Not to mention the very shares within those markets that have been lifted to the price stratosphere by ultra-cheap carry-trade-flavored greenbacks; Jiangxi Copper, Yunnan Tin, Newcrest Mining, Rio Tinto, Cnooc, Aluminium Corp. of China – you get the idea of the sector in question…
HSBC economist Fredric Neumann cautions that: “The set-up for Asia is sweet, but hardly sustainable. Easy money is available in the West, and everyone wants a piece of the East.” The result: Capital keeps pouring into the region. “It was only a short two years ago, after all, when markets froze up and left locals scrambling for dollars across the globe. Lending into Asia from Western banks has soared again over the past year. This cash is especially at risk of being suddenly withdrawn. Local market liquidity can thus quickly dry up, with devastating consequences for economic growth.”
Noted economist and professor James K. Galbraith (yes, that last name does sound familiar, but…) recently delivered a presentation at Harvard in which he addressed some of the issues at hand as regards the US economy and its current and possible future state. Mr. Galbraith shed some much needed debunking light on at least a couple of market/urban myths that appear to preoccupy many a scared investor these days.

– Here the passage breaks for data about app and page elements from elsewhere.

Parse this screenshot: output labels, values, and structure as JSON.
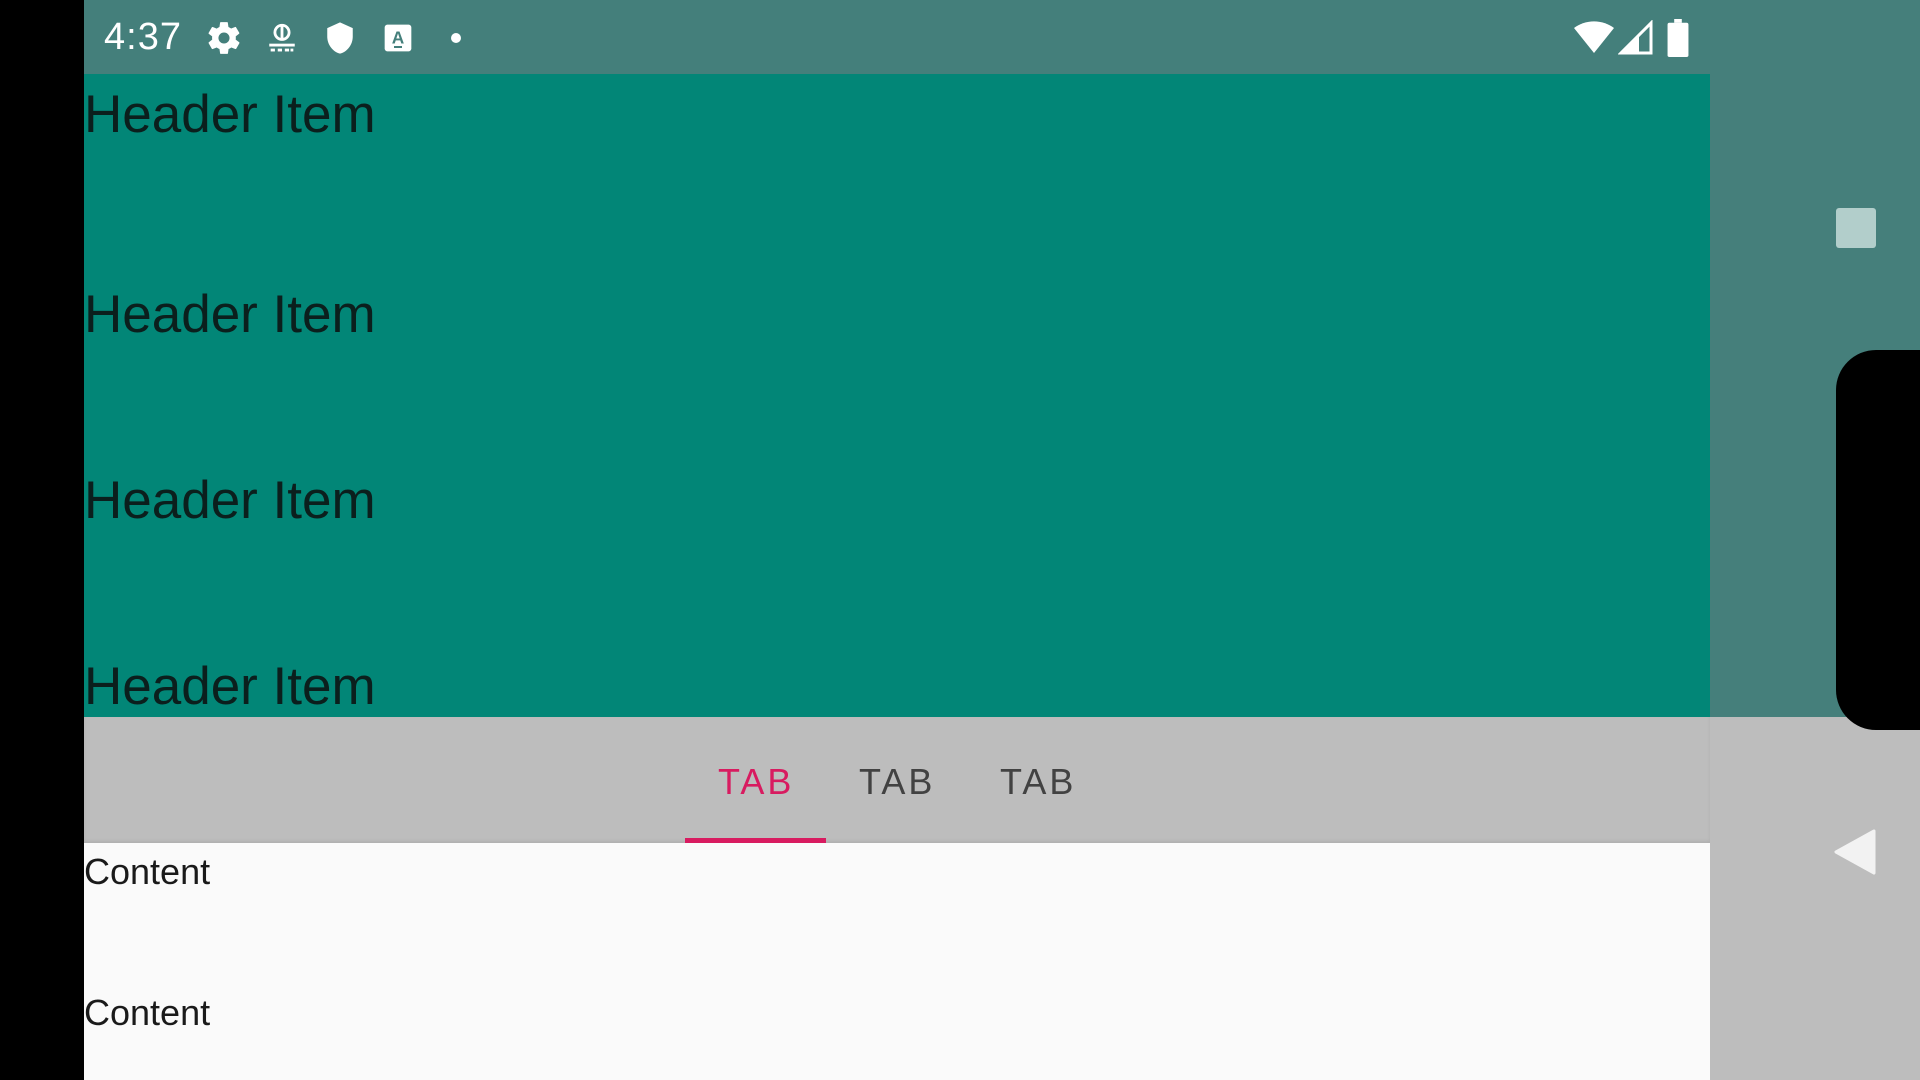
{
  "status_bar": {
    "time": "4:37",
    "left_icons": [
      "gear-icon",
      "app-notification-icon",
      "shield-icon",
      "keyboard-a-icon",
      "dot-icon"
    ],
    "right_icons": [
      "wifi-icon",
      "cellular-signal-icon",
      "battery-icon"
    ]
  },
  "header": {
    "items": [
      "Header Item",
      "Header Item",
      "Header Item",
      "Header Item"
    ]
  },
  "tabs": {
    "items": [
      {
        "label": "TAB",
        "selected": true
      },
      {
        "label": "TAB",
        "selected": false
      },
      {
        "label": "TAB",
        "selected": false
      }
    ],
    "selected_color": "#d81b60",
    "unselected_color": "#424242"
  },
  "content": {
    "items": [
      "Content",
      "Content"
    ]
  },
  "navigation": {
    "buttons": [
      "recents-square-icon",
      "home-circle-icon",
      "back-triangle-icon"
    ]
  },
  "colors": {
    "header_bg": "#028677",
    "status_bg": "#447f7b",
    "tab_bar_bg": "#bdbdbd",
    "content_bg": "#fafafa"
  }
}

While in no way painting a deep-pink or rosy picture of the current or future state of affairs in the US economy for his audience, Mr. Galbraith did lay to rest a few of the scarier skeletons being trotted out by the less-than-savvy newsletter marketing machines and freshly-minted “financial advisors” these days. Namely, said Mr. Galbraith, “please understand that:”
1. Overwhelmingly, the present deficits are caused by the financial crisis. The financial crisis, the fall in asset (especially housing) values, and withdrawal of bank lending to business and households has meant a sharp decline in economic activity, and therefore a sharp decrease in tax revenues and an increase in automatic payments for unemployment insurance and the like.
2. According to a recent IMF staff analysis, fully half of the large increase in budget deficits in major economies around the world is due to collapsing tax revenues, and a further large share to low (often negative) growth in relation to interest payments on existing debt. Less than ten percent is due to increased discretionary public expenditure, as in: stimulus packages. This point is important because it shows that the claim that deficits have resulted from “overspending” is false, both in the United States and abroad.
Mr. Galbraith went on to observe that “The [real] financial tragedy facing the American middle class is therefore the destruction of the notion that houses embody net wealth.” He also notes that in recent years we have been subjected to a rising cacophony of nonsense about a looming financial crisis; i.e., we are told, future unfunded entitlements will bankrupt our government as the baby boomers retire.
Not so fast. As Mr. Galbraith noted, “There is nothing alarming about this. Just as the public debt can be eternal, and need never be paid off, a net debt position for Social Security and Medicare can likewise be eternal as well, since the government's net deficit is balanced by the nongovernment sector's net surplus. Spelling out the balance sheet in full for ‘the nation’ would be good financial- reporting practice. And in this case, it would usefully reduce the scare-content of claims that focus on liabilities without acknowledging the corresponding assets.”
So, while [economic] Halloween appears to have made an early appearance in some publications, it may be useful to parse the presentation made by Mr. Galbraith last week. Reading it might just shift some perceptions and turn a few scary visitors lurking in your mailbox into wannabe…trick - sters. Save the candy for others.
Jon Nadler is a Senior Analyst at Kitco Metals Inc. North America